Provide cab cooling, heating, AC power for hotel loads, and battery charging.
Long Operating Time
Can operate as long as the truck has fuel. This provides nearly an unlimited amount of time for cooling, heating, and AC power without the need to restart the truck engine. Battery HVAC systems are limited in the hours of cooling they can provide before truck engine restart and battery recharging is required. Also, their hotel load AC power capabilities usually are less than that of their diesel-powered counterparts.
Suited for Temperature Extremes
High Btu capacity allows operation in extreme temperatures. Colder weather reduces battery capacity thus negatively affecting hotel load AC power capabilities of battery HVAC systems, while diesel APUs can avoid those issues.

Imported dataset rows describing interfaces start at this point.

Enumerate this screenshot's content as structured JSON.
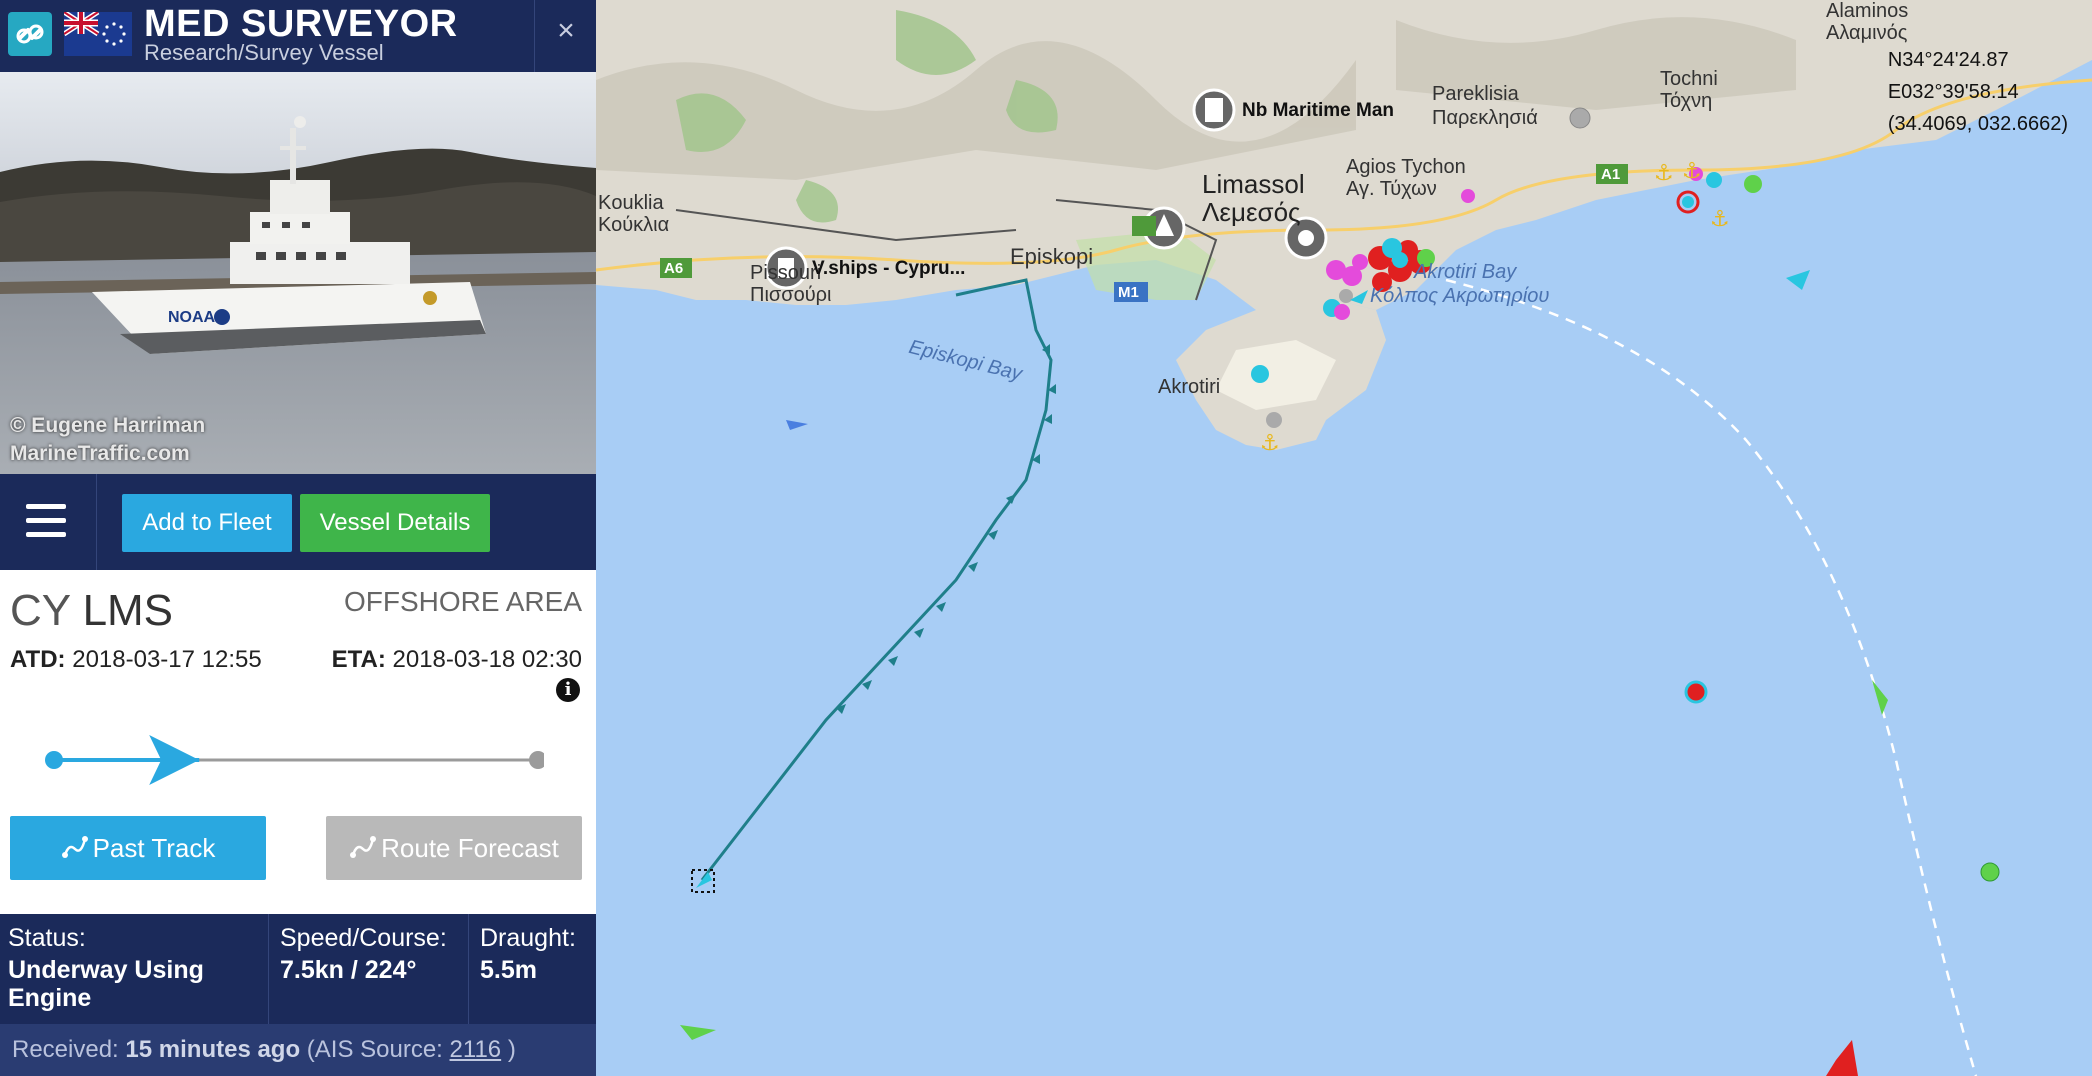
{
  "header": {
    "vessel_name": "MED SURVEYOR",
    "vessel_type": "Research/Survey Vessel",
    "close": "×",
    "logo_icon": "marinetraffic-logo-icon",
    "flag_icon": "cook-islands-flag-icon"
  },
  "photo": {
    "credit_line1": "© Eugene Harriman",
    "credit_line2": "MarineTraffic.com"
  },
  "toolbar": {
    "add_fleet": "Add to Fleet",
    "vessel_details": "Vessel Details"
  },
  "voyage": {
    "departure_country": "CY",
    "departure_port": "LMS",
    "destination": "OFFSHORE AREA",
    "atd_label": "ATD:",
    "atd_value": "2018-03-17 12:55",
    "eta_label": "ETA:",
    "eta_value": "2018-03-18 02:30",
    "progress": 0.3
  },
  "buttons": {
    "past_track": "Past Track",
    "route_forecast": "Route Forecast"
  },
  "status": {
    "status_label": "Status:",
    "status_line1": "Underway Using",
    "status_line2": "Engine",
    "speed_label": "Speed/Course:",
    "speed_value": "7.5kn / 224°",
    "draught_label": "Draught:",
    "draught_value": "5.5m"
  },
  "received": {
    "label": "Received:",
    "value": "15 minutes ago",
    "source_label": "(AIS Source:",
    "source_value": "2116",
    "source_close": ")"
  },
  "map": {
    "coord_lat": "N34°24'24.87",
    "coord_lon": "E032°39'58.14",
    "coord_dec": "(34.4069, 032.6662)",
    "labels": {
      "alaminos": "Alaminos",
      "alaminos_gr": "Αλαμινός",
      "tochni": "Tochni",
      "tochni_gr": "Τόχνη",
      "pareklisia": "Pareklisia",
      "pareklisia_gr": "Παρεκλησιά",
      "agios_tychon": "Agios Tychon",
      "agios_tychon_gr": "Αγ. Τύχων",
      "limassol": "Limassol",
      "limassol_gr": "Λεμεσός",
      "kouklia": "Kouklia",
      "kouklia_gr": "Κούκλια",
      "episkopi": "Episkopi",
      "pissouri": "Pissouri",
      "pissouri_gr": "Πισσούρι",
      "akrotiri": "Akrotiri",
      "episkopi_bay": "Episkopi Bay",
      "akrotiri_bay": "Akrotiri Bay",
      "akrotiri_bay_gr": "Κόλπος Ακρωτηρίου",
      "nb_maritime": "Nb Maritime Man",
      "vships": "V.ships - Cypru...",
      "road_a1": "A1",
      "road_a6": "A6",
      "road_m1": "M1"
    }
  }
}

Expensive to purchase, install and maintain compared to other idle-reduction technologies. Compared to battery HVACs, for example, diesel APUs require periodic oil and filter changes and have more parts and components to be maintained. A typical service interval for a diesel APU is every 6 to 12 months. With a battery HVAC system, batteries need to be changed approximately every 2 years unless and engine start/stop system is employed to keep the batteries from being discharged too often. It is likely that while diesel APUs need maintenance on a more frequent basis, the cost of that maintenance will be equal to or less than the cost of replacing batteries on battery HVAC systems.
Due to their mounting location, diesel APUs are exposed to road debris, salt and spray, and need adequate frame space to be installed. Additional work is required at installation for an open-loop system.
Need diesel fuel to operate and generate emissions and noise, while reducing fuel savings less than other idle-reduction technologies.
Don’t Meet Zoning Restrictions
Urban municipalities have zoning restrictions prohibiting the use of diesel APU. In California, for example, a fleet may need to add an expensive DPF to make a diesel APU compliant with that state’s specific emissions regulations. With the upcoming Greenhouse Gas Phase 2 regulations, the emissions regulations on diesel APUs are likely going to get tighter.
Add Weight to Vehicles
Diesel APUs weigh between 450 and 550 lbs. when installed. In addition, you have to add another 20 pounds for fluids. However the Energy Policy Act of 2005 allowed for a national 400-pound exemption for the additional weight of idle-reduction technologies on heavy-duty vehicles. In 2012 the Moving Ahead for Progress in the 21st Century Act increased the weight allowance to 550 lbs. However, each state can adopt the exemption at its own discretion and not all states have done so. The Office of Energy Efficiency & Renewable Energy has a map showing states that recognize the APU weight exemption.